The 10 essays concerned with church history and theology are: "Singing God's Songs in a New Land: Congregational Song in the RCA and CRC," by Harry Boonstra; "Ancient Wisdom for Post-Modern Preaching: The Preacher as Pastor, Theologian, and Evangelist," by Timothy L. Brown; "Extra-Canonical Tests for Church Membership and Ministry," by Donald J. Bruggink; "Dr. Albertus Pieters, V.D.M.: Biblical Theologian," by Eugene Heideman; "Scripture and Tradition - A Reformed Perspective: Unity in Diversity - Continuity, Conflict, and Development," by I. John Hesselink; "'No One Has Ever Asked Me This Before: The Use of Oral History in Denominational History,'" by Lynn Winkels Japinga; "Richard Baxter: An English Fox in a Dutch Chicken Coop?," by Earl Wm. Kennedy; "A Decade of Hope and Despair: Mercersburg Theology's Impact on Two Reformed Denominations," by Gregg Mast; "A Century of Change and Adaptation in the First English-Speaking Congregation of the Christian Reformed Church in America," by Jacob E. Nyenhuis; and "What Happened to the Reformation?: The Contentious Relationship between History and Religion," by J. Jeffery Tyler.

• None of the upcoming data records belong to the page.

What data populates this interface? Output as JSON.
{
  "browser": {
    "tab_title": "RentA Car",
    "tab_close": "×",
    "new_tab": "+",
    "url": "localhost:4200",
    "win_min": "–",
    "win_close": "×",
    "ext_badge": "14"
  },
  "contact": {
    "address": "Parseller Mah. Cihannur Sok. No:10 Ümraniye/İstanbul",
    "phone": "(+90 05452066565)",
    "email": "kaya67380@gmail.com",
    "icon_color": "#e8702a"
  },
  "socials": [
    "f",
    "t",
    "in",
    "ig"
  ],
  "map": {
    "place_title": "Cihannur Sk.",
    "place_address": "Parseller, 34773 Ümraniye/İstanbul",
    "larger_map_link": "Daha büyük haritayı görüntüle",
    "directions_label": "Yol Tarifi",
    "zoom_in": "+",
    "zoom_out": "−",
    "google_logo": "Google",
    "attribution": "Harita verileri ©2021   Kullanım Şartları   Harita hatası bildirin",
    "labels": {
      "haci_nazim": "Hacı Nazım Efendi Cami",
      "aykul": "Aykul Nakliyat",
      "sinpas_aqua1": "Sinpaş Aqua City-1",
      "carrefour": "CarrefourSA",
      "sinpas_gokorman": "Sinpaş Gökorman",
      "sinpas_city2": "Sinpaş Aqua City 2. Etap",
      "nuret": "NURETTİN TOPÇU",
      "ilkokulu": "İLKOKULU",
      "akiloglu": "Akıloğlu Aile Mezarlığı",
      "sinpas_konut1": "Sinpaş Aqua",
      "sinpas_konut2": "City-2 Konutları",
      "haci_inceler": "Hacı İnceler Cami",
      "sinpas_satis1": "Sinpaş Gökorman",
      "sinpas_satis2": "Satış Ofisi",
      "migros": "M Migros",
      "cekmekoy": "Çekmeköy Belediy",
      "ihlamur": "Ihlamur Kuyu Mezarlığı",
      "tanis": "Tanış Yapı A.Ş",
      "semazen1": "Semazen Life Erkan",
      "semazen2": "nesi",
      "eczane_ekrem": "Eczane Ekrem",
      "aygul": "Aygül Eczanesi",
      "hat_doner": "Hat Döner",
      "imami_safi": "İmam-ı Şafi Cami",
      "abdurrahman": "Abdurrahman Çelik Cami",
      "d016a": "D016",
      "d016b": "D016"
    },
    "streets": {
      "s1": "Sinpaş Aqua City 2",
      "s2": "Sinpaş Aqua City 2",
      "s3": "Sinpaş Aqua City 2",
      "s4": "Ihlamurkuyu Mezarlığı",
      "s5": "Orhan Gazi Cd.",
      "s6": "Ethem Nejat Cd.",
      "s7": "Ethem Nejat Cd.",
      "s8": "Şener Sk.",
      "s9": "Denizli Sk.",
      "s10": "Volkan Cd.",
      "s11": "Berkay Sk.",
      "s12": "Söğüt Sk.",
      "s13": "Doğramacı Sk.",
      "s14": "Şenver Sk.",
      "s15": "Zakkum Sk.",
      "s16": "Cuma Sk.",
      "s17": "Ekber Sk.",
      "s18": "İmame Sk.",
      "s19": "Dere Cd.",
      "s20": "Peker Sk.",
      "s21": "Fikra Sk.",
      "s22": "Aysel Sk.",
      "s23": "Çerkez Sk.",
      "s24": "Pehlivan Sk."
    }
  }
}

The two essays focused on the life and heritage of the Rev. Albertus C. Van Raalte are "Civil War Correspondence of Benjamin Van Raalte," by Jeanne M. Jacobson; and "Albertus C. Van Raalte as Businessman," by Robert P. Swierenga.

The three essays concerned with Hope and Holland are: "Will the Circle Be Unbroken?: An Essay on Hope College's Four Presidential Eras," by James C. Kennedy; "The Vexed Question: Hope College and Theological Education in the West," by Dennis N. Voskuil; and "The Joint Archives of Holland: An Experiment in Cooperative Archival Preservation and Access," by Larry J. Wagenaar.

The book has been published with financial support from Peter Huizenga of Oak Brook, Ill., who is a member of the college's Board of Trustees and chairman of Huizenga Capital Management. Huizenga and his mother Elizabeth had provided a major endowment gift to establish the A.C. Van Raalte Institute, and he has remained active in supporting the institute's work in the years since.

Copies of "A Goodly Heritage: Essays in Honor of the Reverend Dr. Elton J. Bruins at Eighty" are available in the college's Hope-Geneva Bookstore on the ground level of the DeWitt Center, located at 141 E. 12th St., on the corner of Columbia Avenue and 12th Street. The hardcover book totals 412 pages and costs $49. Copies may be ordered online at www.hope.edu/bookstore/ or by calling the bookstore at (616) 395-7833 or 1-800-946-4673.